Dr Rouleau made significant contributions to Calgary’s health services. He was one of the town's first three physicians, specializing in obstetrics. When the Grey Nuns (les Sueurs Grises) founded Holy Cross Hospital (l'hôpital Sainte-Croix) at the Mission in 1892, he became medical chief of staff. By 1897 he was assistant surgeon to the local North-West Mounted Police detachment.
By 1899 the small French and Catholic community which developed near 17th (Notre Dame) and 18th (St. Joseph) avenues had about 500 residents and was incorporated as the Village of Rouleauville, in recognition of Édouard’s and Charles’ contributions. Its independence was short-lived, ending in 1907 upon annexation to the City of Calgary. The name changed to the Mission district; by this time, although the francophone population was still increasing, the proportion of francophone residents was declining relative to anglophones. Yet, over the following decades, many Cliff Bungalow-Mission residents would go on to found and foster a number of important francophone cultural and economic services that exist today.

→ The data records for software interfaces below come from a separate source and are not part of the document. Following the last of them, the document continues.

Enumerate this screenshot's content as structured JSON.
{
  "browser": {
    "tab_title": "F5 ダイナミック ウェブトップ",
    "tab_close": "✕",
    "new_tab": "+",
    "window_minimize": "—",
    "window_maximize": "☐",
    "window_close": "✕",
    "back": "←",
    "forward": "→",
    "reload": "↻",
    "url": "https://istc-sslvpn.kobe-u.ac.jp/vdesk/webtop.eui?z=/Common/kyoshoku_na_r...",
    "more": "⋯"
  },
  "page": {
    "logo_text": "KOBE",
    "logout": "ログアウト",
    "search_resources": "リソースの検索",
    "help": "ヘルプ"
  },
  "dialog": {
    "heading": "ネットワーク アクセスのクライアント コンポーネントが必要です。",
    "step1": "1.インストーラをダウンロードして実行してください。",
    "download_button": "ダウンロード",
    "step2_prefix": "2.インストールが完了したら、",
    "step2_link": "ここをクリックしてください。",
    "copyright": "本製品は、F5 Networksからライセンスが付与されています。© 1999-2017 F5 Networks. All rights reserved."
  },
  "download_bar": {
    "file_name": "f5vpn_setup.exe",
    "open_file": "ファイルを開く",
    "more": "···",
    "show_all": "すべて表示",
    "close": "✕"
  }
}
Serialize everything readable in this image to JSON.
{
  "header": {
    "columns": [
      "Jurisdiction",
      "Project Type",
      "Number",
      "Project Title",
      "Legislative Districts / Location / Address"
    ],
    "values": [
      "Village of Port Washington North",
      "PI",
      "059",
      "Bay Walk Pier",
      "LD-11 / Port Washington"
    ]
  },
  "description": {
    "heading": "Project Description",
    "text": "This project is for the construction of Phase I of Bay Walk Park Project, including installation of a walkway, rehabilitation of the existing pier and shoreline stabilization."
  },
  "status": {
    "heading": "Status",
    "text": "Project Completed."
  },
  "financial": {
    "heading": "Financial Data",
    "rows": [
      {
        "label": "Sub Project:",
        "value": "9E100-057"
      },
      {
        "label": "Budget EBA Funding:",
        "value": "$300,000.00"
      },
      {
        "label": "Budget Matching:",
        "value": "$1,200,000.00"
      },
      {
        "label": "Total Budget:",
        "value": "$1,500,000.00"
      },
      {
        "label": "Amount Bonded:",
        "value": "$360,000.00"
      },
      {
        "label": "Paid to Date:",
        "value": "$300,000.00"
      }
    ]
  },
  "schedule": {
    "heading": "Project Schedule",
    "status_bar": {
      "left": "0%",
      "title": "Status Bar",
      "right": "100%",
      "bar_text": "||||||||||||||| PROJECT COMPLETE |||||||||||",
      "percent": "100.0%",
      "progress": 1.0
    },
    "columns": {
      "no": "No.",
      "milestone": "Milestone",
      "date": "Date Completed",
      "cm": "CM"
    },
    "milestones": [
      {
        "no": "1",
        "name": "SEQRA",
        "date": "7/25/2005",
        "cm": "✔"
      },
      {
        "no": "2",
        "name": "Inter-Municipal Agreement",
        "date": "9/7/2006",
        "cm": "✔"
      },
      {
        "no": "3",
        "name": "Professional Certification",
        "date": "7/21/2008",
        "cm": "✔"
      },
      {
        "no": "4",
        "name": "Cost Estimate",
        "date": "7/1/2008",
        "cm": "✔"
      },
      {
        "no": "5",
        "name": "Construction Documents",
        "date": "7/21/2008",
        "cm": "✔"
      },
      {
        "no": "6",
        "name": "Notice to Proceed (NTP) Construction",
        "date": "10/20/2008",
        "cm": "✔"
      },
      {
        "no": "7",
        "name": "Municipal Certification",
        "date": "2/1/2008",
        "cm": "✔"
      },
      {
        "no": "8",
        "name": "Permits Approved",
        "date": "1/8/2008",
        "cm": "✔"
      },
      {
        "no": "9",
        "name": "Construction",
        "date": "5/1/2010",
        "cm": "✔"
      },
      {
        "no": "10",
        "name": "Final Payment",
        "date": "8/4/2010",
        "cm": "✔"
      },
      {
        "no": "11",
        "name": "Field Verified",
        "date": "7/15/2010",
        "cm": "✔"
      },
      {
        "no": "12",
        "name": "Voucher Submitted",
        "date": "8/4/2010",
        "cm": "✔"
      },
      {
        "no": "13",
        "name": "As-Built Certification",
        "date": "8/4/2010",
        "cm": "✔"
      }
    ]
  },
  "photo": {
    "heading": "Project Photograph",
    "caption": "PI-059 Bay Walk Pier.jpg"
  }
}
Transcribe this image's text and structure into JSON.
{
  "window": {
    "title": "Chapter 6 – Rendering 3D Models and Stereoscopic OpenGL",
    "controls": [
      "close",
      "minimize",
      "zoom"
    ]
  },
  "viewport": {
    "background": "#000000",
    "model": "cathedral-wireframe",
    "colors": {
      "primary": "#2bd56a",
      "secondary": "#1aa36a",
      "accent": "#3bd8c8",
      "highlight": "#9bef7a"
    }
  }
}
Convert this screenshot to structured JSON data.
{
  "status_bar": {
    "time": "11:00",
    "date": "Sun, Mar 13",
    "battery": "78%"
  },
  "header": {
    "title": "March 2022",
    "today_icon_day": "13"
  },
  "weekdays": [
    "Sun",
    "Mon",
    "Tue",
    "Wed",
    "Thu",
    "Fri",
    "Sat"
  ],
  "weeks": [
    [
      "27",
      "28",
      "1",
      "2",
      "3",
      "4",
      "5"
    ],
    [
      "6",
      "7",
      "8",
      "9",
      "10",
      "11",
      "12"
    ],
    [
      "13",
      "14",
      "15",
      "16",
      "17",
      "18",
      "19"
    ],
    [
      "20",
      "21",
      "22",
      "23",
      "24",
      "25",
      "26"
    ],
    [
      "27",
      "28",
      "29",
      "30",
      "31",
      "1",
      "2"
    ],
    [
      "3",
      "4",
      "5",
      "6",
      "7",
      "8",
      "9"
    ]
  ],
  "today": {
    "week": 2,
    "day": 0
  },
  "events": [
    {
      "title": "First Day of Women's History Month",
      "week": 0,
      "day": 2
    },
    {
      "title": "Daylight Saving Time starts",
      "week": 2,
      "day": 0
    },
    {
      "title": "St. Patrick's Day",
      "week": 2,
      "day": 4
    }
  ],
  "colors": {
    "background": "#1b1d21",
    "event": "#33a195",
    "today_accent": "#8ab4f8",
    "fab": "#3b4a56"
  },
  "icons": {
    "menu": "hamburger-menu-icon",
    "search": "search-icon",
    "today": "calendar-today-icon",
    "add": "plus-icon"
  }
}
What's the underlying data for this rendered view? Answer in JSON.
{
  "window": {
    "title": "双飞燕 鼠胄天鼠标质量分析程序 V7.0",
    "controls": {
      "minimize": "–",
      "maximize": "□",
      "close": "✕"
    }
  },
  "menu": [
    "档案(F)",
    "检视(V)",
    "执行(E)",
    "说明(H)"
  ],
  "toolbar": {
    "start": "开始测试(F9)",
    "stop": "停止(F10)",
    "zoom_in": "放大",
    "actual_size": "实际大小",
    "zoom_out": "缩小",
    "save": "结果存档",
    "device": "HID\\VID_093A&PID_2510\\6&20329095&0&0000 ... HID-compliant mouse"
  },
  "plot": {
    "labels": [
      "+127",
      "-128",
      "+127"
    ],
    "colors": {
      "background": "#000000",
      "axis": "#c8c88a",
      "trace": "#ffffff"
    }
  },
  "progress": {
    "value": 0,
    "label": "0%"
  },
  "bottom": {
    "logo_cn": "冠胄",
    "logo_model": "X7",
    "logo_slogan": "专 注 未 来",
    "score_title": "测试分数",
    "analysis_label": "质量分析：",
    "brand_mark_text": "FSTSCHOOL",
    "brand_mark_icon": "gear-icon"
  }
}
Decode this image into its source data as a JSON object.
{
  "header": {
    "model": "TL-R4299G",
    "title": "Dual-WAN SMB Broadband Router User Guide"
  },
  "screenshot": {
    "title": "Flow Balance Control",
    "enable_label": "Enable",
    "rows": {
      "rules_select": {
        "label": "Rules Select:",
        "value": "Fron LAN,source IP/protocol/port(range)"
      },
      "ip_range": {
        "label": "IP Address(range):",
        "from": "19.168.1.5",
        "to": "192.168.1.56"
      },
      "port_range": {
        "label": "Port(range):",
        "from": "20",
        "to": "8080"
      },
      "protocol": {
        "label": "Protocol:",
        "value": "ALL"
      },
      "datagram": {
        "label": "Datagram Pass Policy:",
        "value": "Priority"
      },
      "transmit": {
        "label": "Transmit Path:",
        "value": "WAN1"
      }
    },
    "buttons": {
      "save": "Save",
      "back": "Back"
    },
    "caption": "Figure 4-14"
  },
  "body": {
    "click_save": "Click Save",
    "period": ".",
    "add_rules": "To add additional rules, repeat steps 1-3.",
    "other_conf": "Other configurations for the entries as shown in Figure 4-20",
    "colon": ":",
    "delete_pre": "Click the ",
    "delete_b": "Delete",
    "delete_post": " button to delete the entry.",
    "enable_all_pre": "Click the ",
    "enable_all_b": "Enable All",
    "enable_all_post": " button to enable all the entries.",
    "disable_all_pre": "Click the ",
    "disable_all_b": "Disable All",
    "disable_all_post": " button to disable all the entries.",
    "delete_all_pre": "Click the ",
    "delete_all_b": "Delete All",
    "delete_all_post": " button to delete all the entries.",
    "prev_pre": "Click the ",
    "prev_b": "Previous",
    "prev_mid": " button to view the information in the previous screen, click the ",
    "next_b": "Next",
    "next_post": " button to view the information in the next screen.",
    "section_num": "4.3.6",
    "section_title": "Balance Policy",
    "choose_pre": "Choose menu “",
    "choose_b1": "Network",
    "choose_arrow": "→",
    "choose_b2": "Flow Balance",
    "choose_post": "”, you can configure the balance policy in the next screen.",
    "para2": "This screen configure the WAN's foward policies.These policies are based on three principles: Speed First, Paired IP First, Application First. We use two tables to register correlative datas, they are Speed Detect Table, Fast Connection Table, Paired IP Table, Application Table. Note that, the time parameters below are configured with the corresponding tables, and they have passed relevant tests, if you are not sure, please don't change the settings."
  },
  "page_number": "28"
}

Rouleau House, with its many significant associations, symbolizes the settlement of this francophone district, an important episode in Southern Alberta’s history, and Western Canadian history. In fact, the establishment of the Mission-Rouleauville Francophone settlement in southern Alberta was nominated as an event of national significance to the Historic Sites and Monuments Board of Canada. With such a pedigree, Rouleau House is historic in its own right and listed on the City of Calgary Inventory of Historic Resources. In 2016, the home’s rehabilitation was approved for funding, and through 2017 plans were developed and a development permit approved. Works were completed in 2019 to the delight of the community, and it became a protected resource upon its designation in 2020. The City-owned site is occupied by Alberta Ballet, the long-time tenant for the adjacent Parish Hall/train station.
For more information follow this bilingual podcast guided tour offered at BaladoDécouverte which can be enjoyed equally from your armchair. Information about other historic and cultural sites with francophone roots in Alberta can be found here. Both sites were spearheaded by the Conseil de développement économique de l’Alberta (CDÉA).
As we know, Rouleauville and other cultural sites around Calgary are the traditional territories of the people of the Treaty 7 region in Southern Alberta, which includes the Blackfoot Confederacy, comprising the Siksika, Piikani, and Kainai First Nations, the Tsuu T’ina First Nation, and the Stoney Nakoda including the Chiniki, Bearspaw and Wesley First Nations. We honour and acknowledge these people, and also members of the Métis community and specifically, the Métis Nation of Alberta, Region 3.